Obstruction optimizations & bug fixing

Obstruction Optimization

While many of the optimizations created for occlusion are shared with the obstruction system, there are some obstruction-specific optimizations that had to be made to reduce unnecessary overhead. Like occlusion, a movement check is performed before obstruction is calculated to determine whether the player or emitter has moved a greater amount than the specified tolerance. This optimization is reused for obstruction but with the modification of a 2x multiplier for the tolerance. This is done to reduce the number of async pathfinding requests to a greater degree than occlusion is updated while using the same macro.

Another previous optimization made for occlusion is the ‘Dynamic Occlusion State’. As this check will detect whether an emitter instance is entirely occluded in the majority of likely scenarios, it is suited for use with obstruction calculation.

This ENUM state is checked before updating occlusion to ensure that the emitter is not currently in a ‘clear’ state; this would denote a clear line of sight between listener and emitter, making updating obstruction likely excessive.

Bug fixing

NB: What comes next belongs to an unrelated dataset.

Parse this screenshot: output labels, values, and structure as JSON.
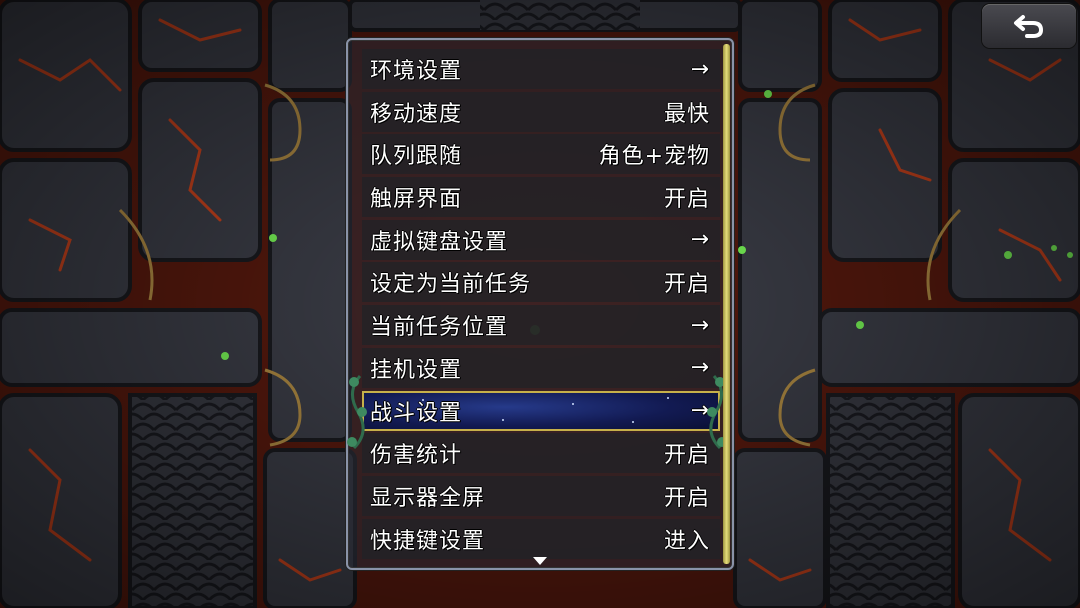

Throughout this project, I have had to resolve many issues of varying severity. My process for diagnosing the cause of a bug typically consists of debug log printing and visualization, starting from the resulted issue and working my way backwards to find the root cause. To ensure consistency and efficiency, I have adopted a bug fixing methodology outlined by Yadav in his article ‘Bug Fixing in Game Development‘ (Yadav, 2022). This method was demonstrated while fixing a significant issue with the movement check for both occlusion and obstruction, where a ‘Moved’ result would be returned regardless of player or emitter location.

I began testing with logging the output of the movement check macros, which functioned as expected, with the ‘Move’ execution pin being triggered regardless of player or emitter movement inside the movement check macro. I queried the branch results, leading me back to the ‘Prev Listener Location’ variable stored on the Director component.

This variable was being updated at an inappropriate time, bypassing the movement check. Referencing and updating this variable in the proper position on the Emitter component completely resolved this issue. The same process for identifying and resolving bugs and issues was used throughout the development process.